The fungaria included in the installation are reishi, the fruiting body of which has a step-like form and have been used for thousands of years as a medicine in China, where they are called lingzhi. When ingested, it is traditionally held that these fungi embed themselves in our mental processes, on the level of 'Shen,' breaking down repetitive behavioral and thought patterns.
In Borges's "The Library of Babel," he mentions a "circular chamber containing an enormous book with a continuous spine that goes completely around the walls." This, he claimed, was revealed in ecstasies to "the mystics." What could be more similar to the underside lamellae of a fully fruiting mushroom, where information and biological processes come to a crescendo, and millions of spores are released to generate new life forms? Of course, it doesn't take much of a leap to consider fungi as vehicles for spiritual or shamanic revelation throughout the ages, as well as healing tools that have been used off and on since the 1950s in parallel with LSD to help with PTSD and chronic depression and which are discussed at length in Michael Pollan's book, How to Change your Mind.
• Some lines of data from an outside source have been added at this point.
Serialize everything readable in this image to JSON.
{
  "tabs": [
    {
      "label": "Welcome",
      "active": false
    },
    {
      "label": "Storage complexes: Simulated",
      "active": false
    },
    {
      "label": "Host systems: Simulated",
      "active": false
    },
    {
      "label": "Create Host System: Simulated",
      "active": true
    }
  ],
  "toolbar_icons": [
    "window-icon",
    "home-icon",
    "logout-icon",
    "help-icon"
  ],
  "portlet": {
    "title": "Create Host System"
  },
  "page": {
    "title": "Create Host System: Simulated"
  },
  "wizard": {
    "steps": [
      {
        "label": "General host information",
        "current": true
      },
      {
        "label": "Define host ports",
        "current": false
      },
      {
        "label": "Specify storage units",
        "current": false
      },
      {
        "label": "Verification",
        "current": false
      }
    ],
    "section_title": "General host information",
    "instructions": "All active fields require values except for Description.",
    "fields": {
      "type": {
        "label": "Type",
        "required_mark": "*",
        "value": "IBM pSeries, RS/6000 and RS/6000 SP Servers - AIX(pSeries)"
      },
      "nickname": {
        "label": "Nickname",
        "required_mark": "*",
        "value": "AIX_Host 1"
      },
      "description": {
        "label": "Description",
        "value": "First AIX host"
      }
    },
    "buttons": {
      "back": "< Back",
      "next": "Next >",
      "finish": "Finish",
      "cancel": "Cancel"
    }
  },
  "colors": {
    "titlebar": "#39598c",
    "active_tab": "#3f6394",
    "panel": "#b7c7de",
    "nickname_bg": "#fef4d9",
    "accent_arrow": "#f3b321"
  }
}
On the surrounding walls, acoustic tiles in the shape of spiral steps, with 12 treads as a nod to the passage of time and circadian rhythms, have been created from mycelial networks. In part, this is to enhance the ambient sound design of the space, but also, it's a nod to the discovery by scientists such as Dr. Monica Gagliano that through a process called bioacoustics, plants and fungi use acoustic mechanisms to hunt for water sources, as well as to listen out for encroaching roots and communicate in general.
We have even reversed the sense of what an acoustic tile is: instead of using it to merely absorb sound, we have been using it as a source from which to record microscopic sounds emanating from the mycelial roots as they grow into the tile molds. The tiles become two-way, in a kind of auditory question-response process.
Another aspect of the tiles being made out of, or rather grown from fungi is a way of reinforcing the idea that mutualism with the world of fungi doesn't just stop at a biological, nutritional, medicinal or mental level, but can also weave its way into our processes of production and attenuate the sickening load that plastics-based consumerism and its resultant pollution has on our planet.
And so, to summarize, the installation,Library of Babel, a Symbiont Induction,is more of a jumping off point for exploration into mutualism than a terminus. As a visitor, you are invited to ascend or descend the fungi steps, it is entirely your choice.
In the words of biological philosopher Antoine Danchin: "From a certain standpoint, physicist Rolph Landauer demonstrated in 1961 that creation of information does not require energy, in other words it can be made "adiabatic". The consequence, for Art, is that there is no beginning, nor end, in the possibility of creation. Creation is yesterday, today and will happen tomorrow: the unfolding of an eternal beginning." ML LAX-LHR 2018